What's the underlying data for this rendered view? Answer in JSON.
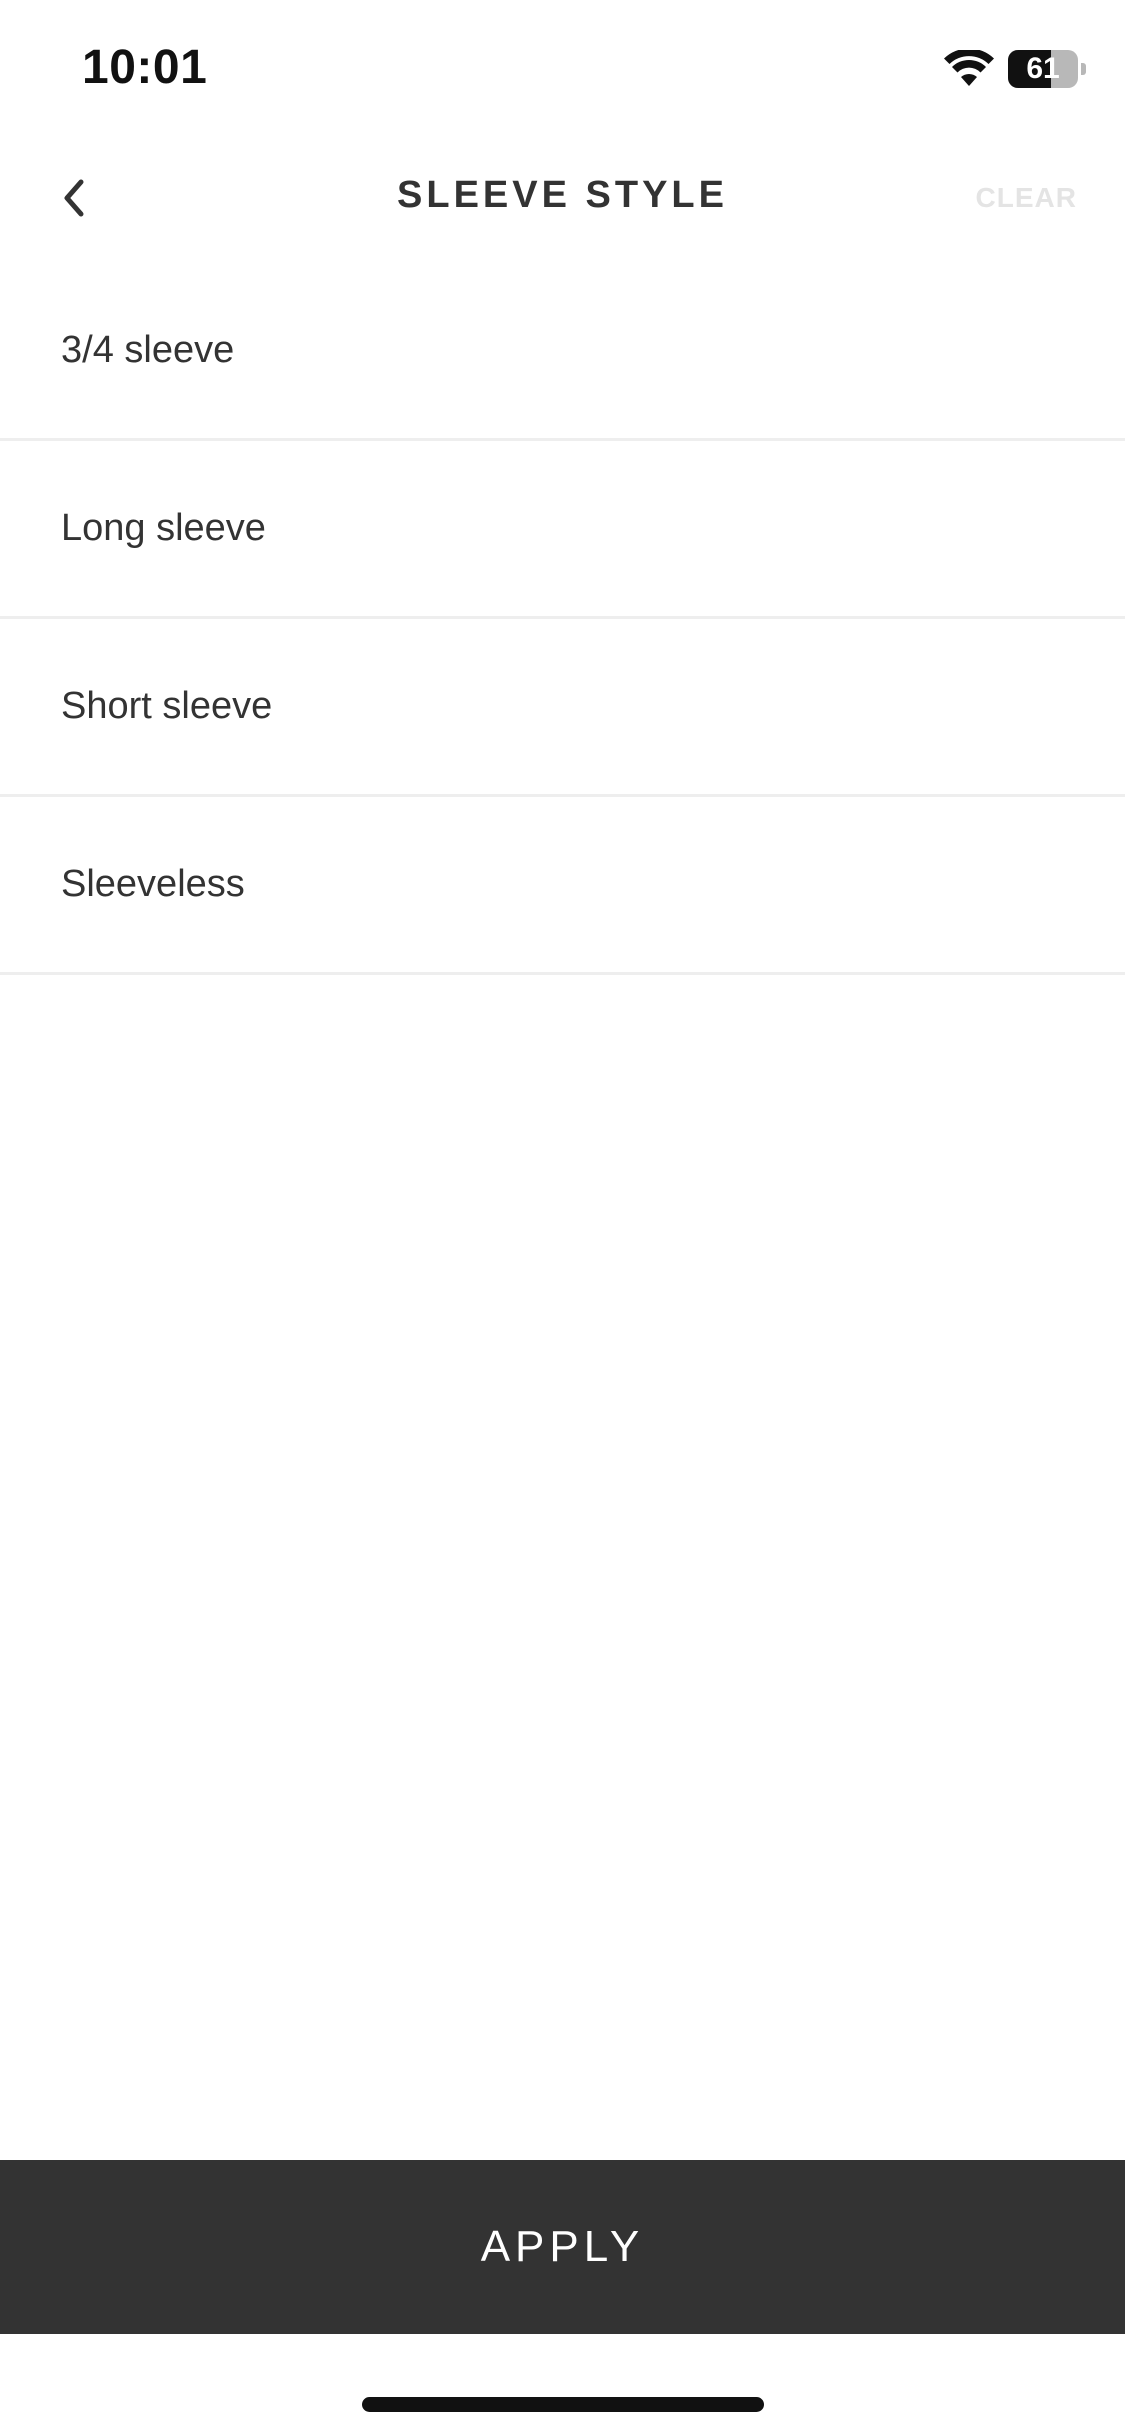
{
  "status_bar": {
    "time": "10:01",
    "battery_level": "61",
    "battery_fraction": 0.61,
    "icons": [
      "wifi-icon",
      "battery-icon"
    ]
  },
  "header": {
    "back_icon": "chevron-left-icon",
    "title": "SLEEVE STYLE",
    "clear_label": "CLEAR"
  },
  "options": [
    {
      "label": "3/4 sleeve"
    },
    {
      "label": "Long sleeve"
    },
    {
      "label": "Short sleeve"
    },
    {
      "label": "Sleeveless"
    }
  ],
  "footer": {
    "apply_label": "APPLY"
  },
  "colors": {
    "apply_background": "#333333",
    "clear_text": "#e4e4e4",
    "divider": "#eeeeee"
  }
}
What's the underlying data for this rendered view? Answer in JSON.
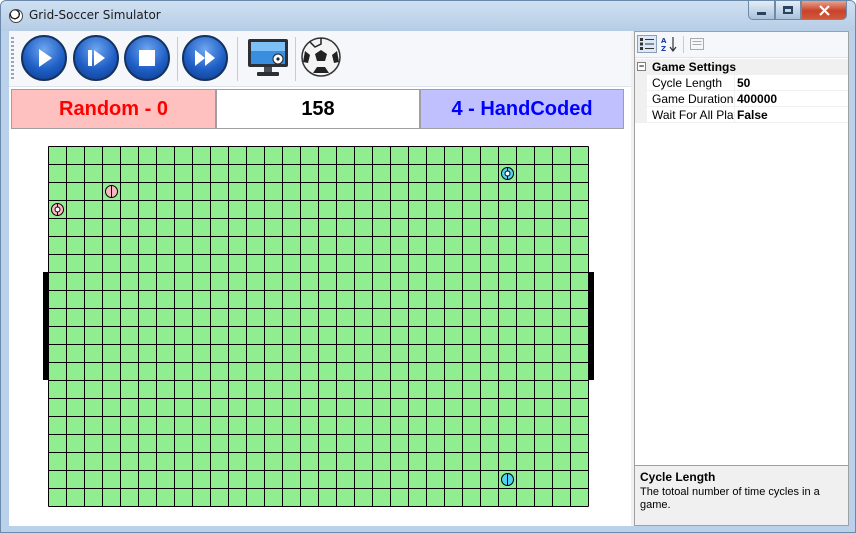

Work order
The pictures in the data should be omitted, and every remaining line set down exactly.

Response to this exercise
What's the underlying data for this rendered view? Answer in JSON.
{
  "status_bar": {
    "time": "10:01",
    "battery_level": "61",
    "battery_fraction": 0.61,
    "icons": [
      "wifi-icon",
      "battery-icon"
    ]
  },
  "header": {
    "back_icon": "chevron-left-icon",
    "title": "SLEEVE STYLE",
    "clear_label": "CLEAR"
  },
  "options": [
    {
      "label": "3/4 sleeve"
    },
    {
      "label": "Long sleeve"
    },
    {
      "label": "Short sleeve"
    },
    {
      "label": "Sleeveless"
    }
  ],
  "footer": {
    "apply_label": "APPLY"
  },
  "colors": {
    "apply_background": "#333333",
    "clear_text": "#e4e4e4",
    "divider": "#eeeeee"
  }
}
What's the underlying data for this rendered view? Answer in JSON.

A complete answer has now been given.